(Dataset rows describing interfaces)
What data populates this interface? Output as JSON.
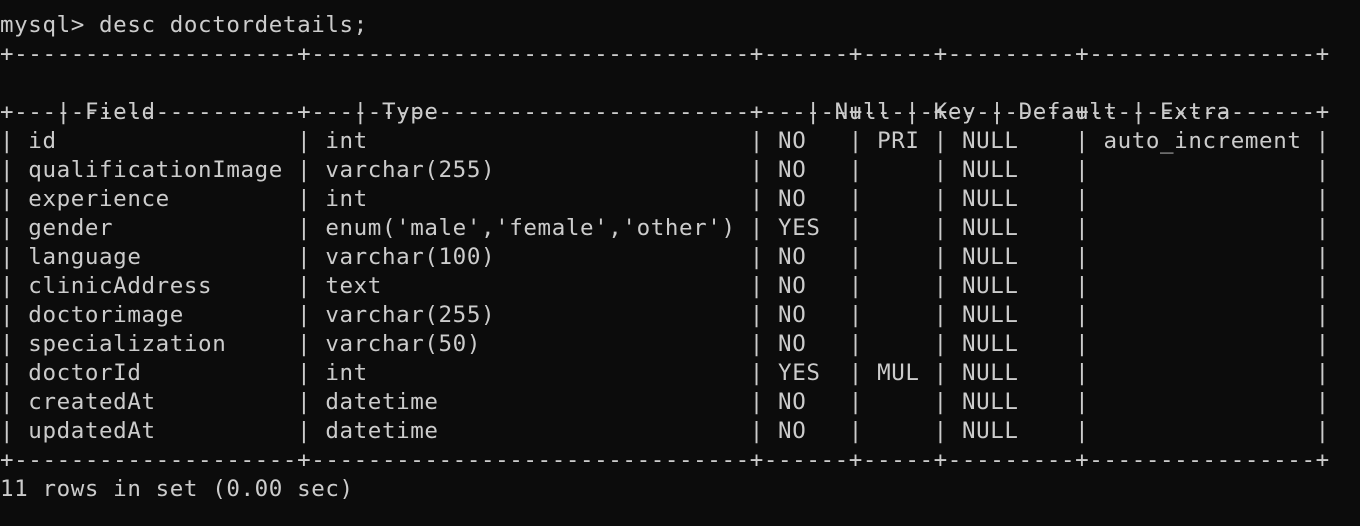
{
  "terminal": {
    "prompt": "mysql> ",
    "command": "desc doctordetails;",
    "border": "+--------------------+-------------------------------+------+-----+---------+----------------+",
    "header": {
      "field": "Field",
      "type": "Type",
      "null": "Null",
      "key": "Key",
      "default": "Default",
      "extra": "Extra"
    },
    "rows": [
      {
        "field": "id",
        "type": "int",
        "null": "NO",
        "key": "PRI",
        "default": "NULL",
        "extra": "auto_increment"
      },
      {
        "field": "qualificationImage",
        "type": "varchar(255)",
        "null": "NO",
        "key": "",
        "default": "NULL",
        "extra": ""
      },
      {
        "field": "experience",
        "type": "int",
        "null": "NO",
        "key": "",
        "default": "NULL",
        "extra": ""
      },
      {
        "field": "gender",
        "type": "enum('male','female','other')",
        "null": "YES",
        "key": "",
        "default": "NULL",
        "extra": ""
      },
      {
        "field": "language",
        "type": "varchar(100)",
        "null": "NO",
        "key": "",
        "default": "NULL",
        "extra": ""
      },
      {
        "field": "clinicAddress",
        "type": "text",
        "null": "NO",
        "key": "",
        "default": "NULL",
        "extra": ""
      },
      {
        "field": "doctorimage",
        "type": "varchar(255)",
        "null": "NO",
        "key": "",
        "default": "NULL",
        "extra": ""
      },
      {
        "field": "specialization",
        "type": "varchar(50)",
        "null": "NO",
        "key": "",
        "default": "NULL",
        "extra": ""
      },
      {
        "field": "doctorId",
        "type": "int",
        "null": "YES",
        "key": "MUL",
        "default": "NULL",
        "extra": ""
      },
      {
        "field": "createdAt",
        "type": "datetime",
        "null": "NO",
        "key": "",
        "default": "NULL",
        "extra": ""
      },
      {
        "field": "updatedAt",
        "type": "datetime",
        "null": "NO",
        "key": "",
        "default": "NULL",
        "extra": ""
      }
    ],
    "result": "11 rows in set (0.00 sec)",
    "colors": {
      "background": "#0c0c0c",
      "text": "#cccccc"
    }
  }
}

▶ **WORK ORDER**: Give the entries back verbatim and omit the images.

▶ **ANSWER TO THE EXERCISE**:
What data populates this interface? Output as JSON.
{
  "terminal": {
    "prompt": "mysql> ",
    "command": "desc doctordetails;",
    "border": "+--------------------+-------------------------------+------+-----+---------+----------------+",
    "header": {
      "field": "Field",
      "type": "Type",
      "null": "Null",
      "key": "Key",
      "default": "Default",
      "extra": "Extra"
    },
    "rows": [
      {
        "field": "id",
        "type": "int",
        "null": "NO",
        "key": "PRI",
        "default": "NULL",
        "extra": "auto_increment"
      },
      {
        "field": "qualificationImage",
        "type": "varchar(255)",
        "null": "NO",
        "key": "",
        "default": "NULL",
        "extra": ""
      },
      {
        "field": "experience",
        "type": "int",
        "null": "NO",
        "key": "",
        "default": "NULL",
        "extra": ""
      },
      {
        "field": "gender",
        "type": "enum('male','female','other')",
        "null": "YES",
        "key": "",
        "default": "NULL",
        "extra": ""
      },
      {
        "field": "language",
        "type": "varchar(100)",
        "null": "NO",
        "key": "",
        "default": "NULL",
        "extra": ""
      },
      {
        "field": "clinicAddress",
        "type": "text",
        "null": "NO",
        "key": "",
        "default": "NULL",
        "extra": ""
      },
      {
        "field": "doctorimage",
        "type": "varchar(255)",
        "null": "NO",
        "key": "",
        "default": "NULL",
        "extra": ""
      },
      {
        "field": "specialization",
        "type": "varchar(50)",
        "null": "NO",
        "key": "",
        "default": "NULL",
        "extra": ""
      },
      {
        "field": "doctorId",
        "type": "int",
        "null": "YES",
        "key": "MUL",
        "default": "NULL",
        "extra": ""
      },
      {
        "field": "createdAt",
        "type": "datetime",
        "null": "NO",
        "key": "",
        "default": "NULL",
        "extra": ""
      },
      {
        "field": "updatedAt",
        "type": "datetime",
        "null": "NO",
        "key": "",
        "default": "NULL",
        "extra": ""
      }
    ],
    "result": "11 rows in set (0.00 sec)",
    "colors": {
      "background": "#0c0c0c",
      "text": "#cccccc"
    }
  }
}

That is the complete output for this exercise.